I have a 2001 Suburban, 2500 with 8.2 litre engine. While driving the engine will quit, power steering will go out, all electrical goes out. It is not heat related or load. I pull over and it will start again immediatly and run fine. For the last few years it has occurred rarely. It has occurred 3 times this week. I have had it to 3 dealers, I have called GM, i have had it to an excellent private mechanic,and no one can solve it. It is a dangerous problem. Any ideas would be appreciated. Thanks
Are you sure that all electrical power goes out? This is a major clue. RSVP
We are always in a panic so are not completely certain, but believe the auxiliary power stays on. One excellent mechanic speculates it may be the camshaft sensor. Before I just start replacing parts,any ideas would be greatly appreciated. Thanks.
It sounds like you’ve got a dead short somewhere that’s cutting the power. Evidently it’s not yet solid enough to blow a fuse, but it will likely soon be. Stuff like that is hard to find. Had that happen on a 7.3 F250 once. Fuel bowl heater shorted out and it shut down one night on the way home, left it on the side of the road, came back in the morning and it fired right up. A week later it shut down on the interstate at 80 mph and wouldn’t start back. Found a blown main fuse that controlled the circuit that fired the injectors. We kept putting bigger and bigger fuses in it till the short smoked and we found out where the smoke was coming from. Heck of a mess, the dang heater element was melted in the filter bowl and required chizzling out.
If you are losing all electrical power, there is a momentarily problem in what is called (electrical) power distribution. When the engine is running, electrical power is coming from two sources: the battery and the alternator. Complete loss of power would be a loss from both power sources. The loss could be from a momentary short (in a section unprotected by a fuse), or an open even in wires protected by fuses.
A repair shop which specializes in automotive electrical repairs has troubleshooting techniques which many mechanics may not know.
The battery can get shorts, or opens, in it. To eliminate this possibility, replace the battery.
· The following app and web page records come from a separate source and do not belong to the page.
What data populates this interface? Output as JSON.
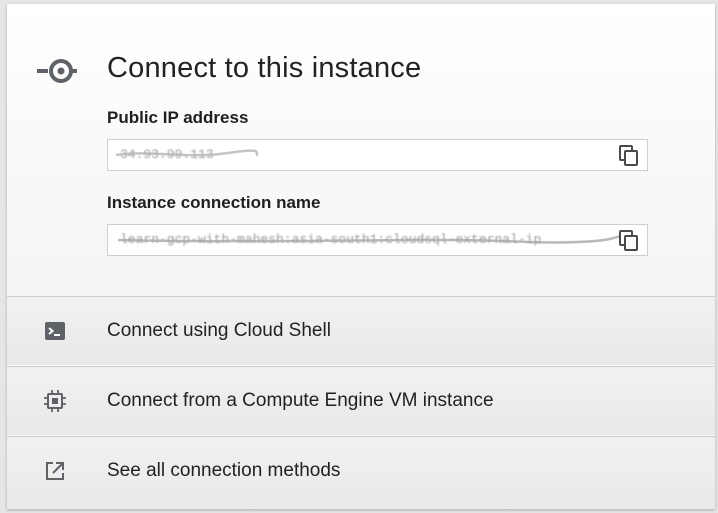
{
  "header": {
    "title": "Connect to this instance",
    "icon": "connect-plug-icon"
  },
  "fields": [
    {
      "label": "Public IP address",
      "value": "34.93.99.113",
      "icon": "copy-icon"
    },
    {
      "label": "Instance connection name",
      "value": "learn-gcp-with-mahesh:asia-south1:cloudsql-external-ip",
      "icon": "copy-icon"
    }
  ],
  "options": [
    {
      "label": "Connect using Cloud Shell",
      "icon": "cloud-shell-icon"
    },
    {
      "label": "Connect from a Compute Engine VM instance",
      "icon": "chip-icon"
    },
    {
      "label": "See all connection methods",
      "icon": "open-in-new-icon"
    }
  ],
  "colors": {
    "text": "#222222",
    "icon": "#5f6368",
    "row_background": "#ededed",
    "divider": "#cdcdcd"
  }
}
Poor connections, from rust or corrosion, are suspects any place where a wire connects----be it a wire going to ground, or a wire carrying power to components. Every such connection in the power distribution circuits, starting with the battery, needs to be tested, disconnected, cleaned (files, sandpaper), reconnected, and retested. It would be best to REPLACE the cables which attach to the battery.
Just a wild guess, something to check…check your fusible link. I’ve seen one melted where the connection was intermittant.
I’m a previous owner of a 2003 Suburban that suffered the identical problem. Several mechanics were unable to diagnose the issue and our once reliable SUV sat in the garage collecting dust. In the end, a detailed internet search provided the much needed solution. The problem is a single ground wire that runs between the back of the engine and the horizontal wire loom on the top of the firewall (engine side). The wire frayed at the engine causing a break in the circuit. With the engine running I wiggled the wire and it easily disconnected from the engine. Once disconnected the engine came to an immediate stop. I connected the wire to the ground strap located on the driver’s side of the firewall and never experienced the problem again.
9 years later . . .
The OP might not even have the vehicle anymore
True, but it’s very helpful to have a solution so when someone does a search they find it.
We do NOT know what fixed the OP’s problem from 9 years ago
Because they never bothered to return, to tell us what the solution was